Canadians, he noted, are ready to accept that other countries’ national myths about themselves are ridiculous, but when it comes time to look critically at who Canadians have been, historically speaking, the public is very uncomfortable.

“What is being ‘Canadian,’ aside from the guy in the beer ad? It’s decency, it’s friendliness, it’s helping out our neighbours – those ground-level ideals. But if you think about the relationship we as ‘mainstream’ Canadians have had with Indigenous people, that’s not true at all. As an unintended consequence, that makes us – I don’t want to use ‘mainstream,’ I’ll use ‘white’ – it makes us question ourselves. Because we haven’t been decent.”

Speaking about discovering his own privilege, Daschuk was moved to tears during his interview with Harp, noting that his research had forced him to reconsider his relationship with his country. On multiple occasions, he said, Indigenous readers had told him they were glad he was finally telling the story – because if he’d been Native, no one would have listened.

All of this may seem strange coming from a professor who isn’t a historian, but a specialist in environmental health. But Daschuk says his research led him where he is today – and it all started near James Bay. Growing up in Timmins, he was an avid hiker and encountered many locals in the Moose Cree communities of the west coast. That got him thinking about food security.

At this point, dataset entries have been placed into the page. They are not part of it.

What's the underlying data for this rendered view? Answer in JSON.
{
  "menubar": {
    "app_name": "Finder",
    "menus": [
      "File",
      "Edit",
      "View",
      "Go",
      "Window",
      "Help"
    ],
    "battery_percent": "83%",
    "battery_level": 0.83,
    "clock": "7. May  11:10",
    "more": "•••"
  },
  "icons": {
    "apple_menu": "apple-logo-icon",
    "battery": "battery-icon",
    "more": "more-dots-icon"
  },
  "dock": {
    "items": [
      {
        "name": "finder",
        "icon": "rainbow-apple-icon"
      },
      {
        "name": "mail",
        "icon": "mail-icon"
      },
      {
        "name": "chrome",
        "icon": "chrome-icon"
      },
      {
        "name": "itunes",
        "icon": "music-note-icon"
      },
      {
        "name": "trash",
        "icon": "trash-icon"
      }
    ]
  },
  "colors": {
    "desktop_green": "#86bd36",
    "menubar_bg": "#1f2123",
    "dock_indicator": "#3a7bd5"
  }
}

“Even back then, on the west coast of James Bay, it cost $10 for a head of lettuce, and milk was outrageous,” he told the Nation after his talk. “The same issues – the availability of nutritious food at a reasonable price, that’s out of reach for so many people [today]. And in some communities, this issue has gone on for probably 100 or more years: entire generations of people have been malnourished. These days, malnutrition has changed from not enough food to too much low-quality food. Malnutrition can work both ways – not enough calories, or too many empty calories.”

Any research into the history of First Nations and food, it seems, comes up against the ugly history Daschuk outlined in his book. But even shocking information, he said, is not enough: Indigenous people and non-Aboriginal Canadians alike need to take action.

“There are a whole lot of things that seem to be converging right now,” he said. “I’m enjoying my 15 minutes, for one, but it’s 2014 – maybe it’s time we can all get together on this and push our politicians, get involved, and stop putting up with things that have gone on for so long that have been keeping people down. We can’t wait for our leadership. Other than us pulling us along, maybe it’s time to push them along.”